Omikron: The Nomad Soul was originally supposed to get a PlayStation release. However, Eidos didn't believe that the PlayStation version would even sell and they urged Quantic Dream to move it to the Dreamcast as Eidos thought the Dreamcast would be a worthy successor to the current generation console then. However, things didn't go the way as Eidos expected as the Dreamcast wasn't a hit. David Cage, the writer and director for Omikron, claimed that the biggest regret was to not release it on the PlayStation.

David Bowie

The game features David Bowie as Boz, the Virtual Being. For the role of Boz, David Bowie contributed his voice and allowed a graphic fantasy rendition to be made of himself for the role. In addition, his wife, supermodel Iman Abdulmajid, acts as the model for one of the characters (Iman 631) in the game that players can take control of as part of the "virtual reincarnation" process.

Font

The game makes extensive use of a special typography. The font can be downloaded for free from the developers at http://www.quanticdream.com/download/Omikron.ttf

Soundtrack

David Bowie and Reeves Gabrels wrote the entire soundtrack exclusively for the game, consisting of eight songs; "Thursday's Child", "Something in the Air", "Survive", "Seven", "We All Go Through", The Pretty Things Are Going To Hell", "Omikron (New Angels of Promise)" and "The Dreamers"... seven of which appeared later on David Bowie's album, hours

Title

Omikron is one of the letters of the Greek alphabet, corresponding to the Latin O.

Awards

Information also contributed by Isdaron, Karthik KANE, partykiller, Unicorn Lynx and WildKard

Related Web Sites

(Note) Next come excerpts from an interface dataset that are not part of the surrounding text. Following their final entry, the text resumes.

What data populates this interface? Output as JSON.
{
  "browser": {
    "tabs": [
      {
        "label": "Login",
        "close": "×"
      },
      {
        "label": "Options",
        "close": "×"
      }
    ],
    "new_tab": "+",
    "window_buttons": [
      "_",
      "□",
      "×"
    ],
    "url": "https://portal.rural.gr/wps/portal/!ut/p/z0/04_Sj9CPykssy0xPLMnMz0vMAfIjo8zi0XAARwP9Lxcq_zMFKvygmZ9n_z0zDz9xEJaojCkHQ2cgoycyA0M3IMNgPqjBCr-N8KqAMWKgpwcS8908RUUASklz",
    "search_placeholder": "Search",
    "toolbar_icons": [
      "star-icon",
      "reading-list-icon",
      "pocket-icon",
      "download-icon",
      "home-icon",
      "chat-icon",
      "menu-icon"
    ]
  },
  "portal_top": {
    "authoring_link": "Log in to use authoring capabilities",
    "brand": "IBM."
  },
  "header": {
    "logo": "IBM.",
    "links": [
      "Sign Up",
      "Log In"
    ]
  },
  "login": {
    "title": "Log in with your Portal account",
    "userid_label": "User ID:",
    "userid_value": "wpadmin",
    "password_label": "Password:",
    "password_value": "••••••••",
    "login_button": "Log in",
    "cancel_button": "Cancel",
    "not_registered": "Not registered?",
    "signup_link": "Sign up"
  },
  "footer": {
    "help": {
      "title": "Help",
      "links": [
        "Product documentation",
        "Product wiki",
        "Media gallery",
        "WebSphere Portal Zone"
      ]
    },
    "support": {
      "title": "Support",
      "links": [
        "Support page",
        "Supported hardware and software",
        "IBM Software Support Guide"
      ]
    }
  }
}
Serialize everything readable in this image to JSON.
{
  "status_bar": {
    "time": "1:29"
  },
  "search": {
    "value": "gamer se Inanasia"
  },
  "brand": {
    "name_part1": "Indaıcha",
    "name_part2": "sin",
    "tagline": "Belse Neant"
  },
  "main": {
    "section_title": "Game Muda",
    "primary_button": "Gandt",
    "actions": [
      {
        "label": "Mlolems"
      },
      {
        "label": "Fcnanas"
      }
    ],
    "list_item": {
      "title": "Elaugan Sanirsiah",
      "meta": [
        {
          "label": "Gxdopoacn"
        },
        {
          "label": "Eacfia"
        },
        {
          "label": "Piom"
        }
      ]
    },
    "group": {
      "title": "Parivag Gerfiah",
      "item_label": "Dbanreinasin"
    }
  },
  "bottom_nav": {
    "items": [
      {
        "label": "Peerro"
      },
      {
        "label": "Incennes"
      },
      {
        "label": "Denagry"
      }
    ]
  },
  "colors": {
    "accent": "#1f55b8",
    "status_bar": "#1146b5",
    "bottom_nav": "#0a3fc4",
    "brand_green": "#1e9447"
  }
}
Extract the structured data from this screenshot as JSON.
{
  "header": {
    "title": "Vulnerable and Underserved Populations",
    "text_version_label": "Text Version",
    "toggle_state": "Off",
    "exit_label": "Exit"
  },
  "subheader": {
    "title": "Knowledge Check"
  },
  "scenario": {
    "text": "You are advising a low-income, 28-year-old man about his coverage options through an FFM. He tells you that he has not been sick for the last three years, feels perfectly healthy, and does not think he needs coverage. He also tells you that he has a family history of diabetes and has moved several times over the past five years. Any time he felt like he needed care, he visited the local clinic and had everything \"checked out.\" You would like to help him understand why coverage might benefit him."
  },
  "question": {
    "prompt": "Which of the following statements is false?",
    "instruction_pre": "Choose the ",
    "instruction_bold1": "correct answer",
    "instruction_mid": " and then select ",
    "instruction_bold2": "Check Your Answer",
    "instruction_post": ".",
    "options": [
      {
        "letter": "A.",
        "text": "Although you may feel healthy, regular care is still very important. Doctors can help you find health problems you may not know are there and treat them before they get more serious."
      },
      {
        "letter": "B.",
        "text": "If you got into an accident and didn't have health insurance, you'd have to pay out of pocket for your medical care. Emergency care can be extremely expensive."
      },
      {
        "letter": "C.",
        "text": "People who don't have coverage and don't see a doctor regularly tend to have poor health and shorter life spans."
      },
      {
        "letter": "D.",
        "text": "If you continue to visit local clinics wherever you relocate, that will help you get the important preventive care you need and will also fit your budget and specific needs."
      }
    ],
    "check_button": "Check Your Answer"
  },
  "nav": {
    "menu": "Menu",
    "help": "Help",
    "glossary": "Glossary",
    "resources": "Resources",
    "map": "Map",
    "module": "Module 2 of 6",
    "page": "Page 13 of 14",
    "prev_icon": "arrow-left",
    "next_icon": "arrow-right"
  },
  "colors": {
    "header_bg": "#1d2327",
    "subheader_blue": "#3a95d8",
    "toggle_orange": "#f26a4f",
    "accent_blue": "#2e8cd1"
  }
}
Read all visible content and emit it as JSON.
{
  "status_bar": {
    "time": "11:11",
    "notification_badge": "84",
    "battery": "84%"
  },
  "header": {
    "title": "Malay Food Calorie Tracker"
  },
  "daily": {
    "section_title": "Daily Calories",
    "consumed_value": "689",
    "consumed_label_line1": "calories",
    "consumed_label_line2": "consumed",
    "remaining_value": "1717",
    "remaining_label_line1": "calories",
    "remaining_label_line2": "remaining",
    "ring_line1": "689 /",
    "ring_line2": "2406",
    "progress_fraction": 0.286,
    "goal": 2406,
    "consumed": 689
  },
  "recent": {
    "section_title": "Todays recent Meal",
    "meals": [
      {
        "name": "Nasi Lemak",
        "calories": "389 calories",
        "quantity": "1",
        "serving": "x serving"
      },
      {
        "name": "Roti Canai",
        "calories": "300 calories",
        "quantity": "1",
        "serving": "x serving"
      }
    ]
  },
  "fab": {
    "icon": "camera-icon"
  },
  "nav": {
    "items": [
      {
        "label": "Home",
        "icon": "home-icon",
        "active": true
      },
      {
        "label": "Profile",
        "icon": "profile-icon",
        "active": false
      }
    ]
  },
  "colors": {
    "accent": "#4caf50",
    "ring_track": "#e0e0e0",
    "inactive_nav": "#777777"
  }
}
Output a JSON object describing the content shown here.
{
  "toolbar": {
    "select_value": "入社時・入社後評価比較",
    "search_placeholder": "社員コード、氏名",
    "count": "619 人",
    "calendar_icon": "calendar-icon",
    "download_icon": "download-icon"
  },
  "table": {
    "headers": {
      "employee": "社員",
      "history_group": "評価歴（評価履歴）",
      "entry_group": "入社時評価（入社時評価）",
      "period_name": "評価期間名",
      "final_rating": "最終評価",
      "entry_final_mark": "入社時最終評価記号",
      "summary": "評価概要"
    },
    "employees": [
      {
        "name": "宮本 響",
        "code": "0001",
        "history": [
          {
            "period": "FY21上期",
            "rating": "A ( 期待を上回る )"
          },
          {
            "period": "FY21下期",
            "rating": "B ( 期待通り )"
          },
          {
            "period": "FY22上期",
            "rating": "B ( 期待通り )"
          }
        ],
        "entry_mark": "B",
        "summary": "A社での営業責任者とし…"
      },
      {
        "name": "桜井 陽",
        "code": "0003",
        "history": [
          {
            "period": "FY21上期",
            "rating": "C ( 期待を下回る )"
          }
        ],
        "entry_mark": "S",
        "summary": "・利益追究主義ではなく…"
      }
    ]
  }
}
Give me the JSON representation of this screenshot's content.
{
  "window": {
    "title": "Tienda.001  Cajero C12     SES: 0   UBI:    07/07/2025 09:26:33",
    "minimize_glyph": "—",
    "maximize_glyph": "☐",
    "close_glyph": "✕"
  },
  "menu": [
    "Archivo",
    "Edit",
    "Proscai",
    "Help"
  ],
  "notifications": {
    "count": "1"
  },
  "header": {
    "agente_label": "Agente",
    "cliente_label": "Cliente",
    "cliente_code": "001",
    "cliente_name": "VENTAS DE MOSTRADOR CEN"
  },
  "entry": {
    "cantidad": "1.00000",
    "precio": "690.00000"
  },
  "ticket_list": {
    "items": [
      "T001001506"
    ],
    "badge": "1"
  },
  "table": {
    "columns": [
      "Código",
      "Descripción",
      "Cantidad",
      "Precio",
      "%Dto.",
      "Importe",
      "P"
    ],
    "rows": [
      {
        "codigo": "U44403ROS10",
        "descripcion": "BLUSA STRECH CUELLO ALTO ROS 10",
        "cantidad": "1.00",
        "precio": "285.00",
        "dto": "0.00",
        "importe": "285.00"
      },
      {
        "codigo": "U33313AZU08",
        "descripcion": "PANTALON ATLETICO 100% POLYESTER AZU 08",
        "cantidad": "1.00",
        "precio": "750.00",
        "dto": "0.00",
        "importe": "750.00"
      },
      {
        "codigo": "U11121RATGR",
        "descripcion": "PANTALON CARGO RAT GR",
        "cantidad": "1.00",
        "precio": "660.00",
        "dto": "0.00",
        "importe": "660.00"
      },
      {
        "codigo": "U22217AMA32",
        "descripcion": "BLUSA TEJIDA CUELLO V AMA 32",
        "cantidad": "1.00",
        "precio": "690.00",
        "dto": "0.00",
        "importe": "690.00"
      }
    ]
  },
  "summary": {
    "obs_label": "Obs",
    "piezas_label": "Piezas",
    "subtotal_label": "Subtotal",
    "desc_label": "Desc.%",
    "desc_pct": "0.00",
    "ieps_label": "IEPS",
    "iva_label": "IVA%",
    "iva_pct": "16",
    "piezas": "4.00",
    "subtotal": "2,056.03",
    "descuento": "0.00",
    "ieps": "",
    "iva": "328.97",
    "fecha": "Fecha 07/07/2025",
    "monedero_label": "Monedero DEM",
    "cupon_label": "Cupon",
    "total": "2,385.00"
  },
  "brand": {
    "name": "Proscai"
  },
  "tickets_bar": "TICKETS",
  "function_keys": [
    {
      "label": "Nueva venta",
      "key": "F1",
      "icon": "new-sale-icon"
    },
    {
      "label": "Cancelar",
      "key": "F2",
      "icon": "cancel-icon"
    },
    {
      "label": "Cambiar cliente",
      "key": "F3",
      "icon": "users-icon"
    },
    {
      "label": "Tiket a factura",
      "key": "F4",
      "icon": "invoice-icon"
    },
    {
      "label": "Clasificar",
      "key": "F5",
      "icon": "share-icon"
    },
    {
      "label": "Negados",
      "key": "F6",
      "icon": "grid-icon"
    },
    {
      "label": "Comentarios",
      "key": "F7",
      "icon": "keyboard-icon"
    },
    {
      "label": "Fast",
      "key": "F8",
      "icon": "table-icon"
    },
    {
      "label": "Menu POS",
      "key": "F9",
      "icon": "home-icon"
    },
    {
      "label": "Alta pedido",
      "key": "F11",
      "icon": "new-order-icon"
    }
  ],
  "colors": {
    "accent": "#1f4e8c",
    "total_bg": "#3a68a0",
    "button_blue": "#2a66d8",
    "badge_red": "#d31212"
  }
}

Adam Baratz (1352) added Omikron: The Nomad Soul (Dreamcast) on Apr 17, 2001
Other platforms contributed by Derrick 'Knight' Steele (2156)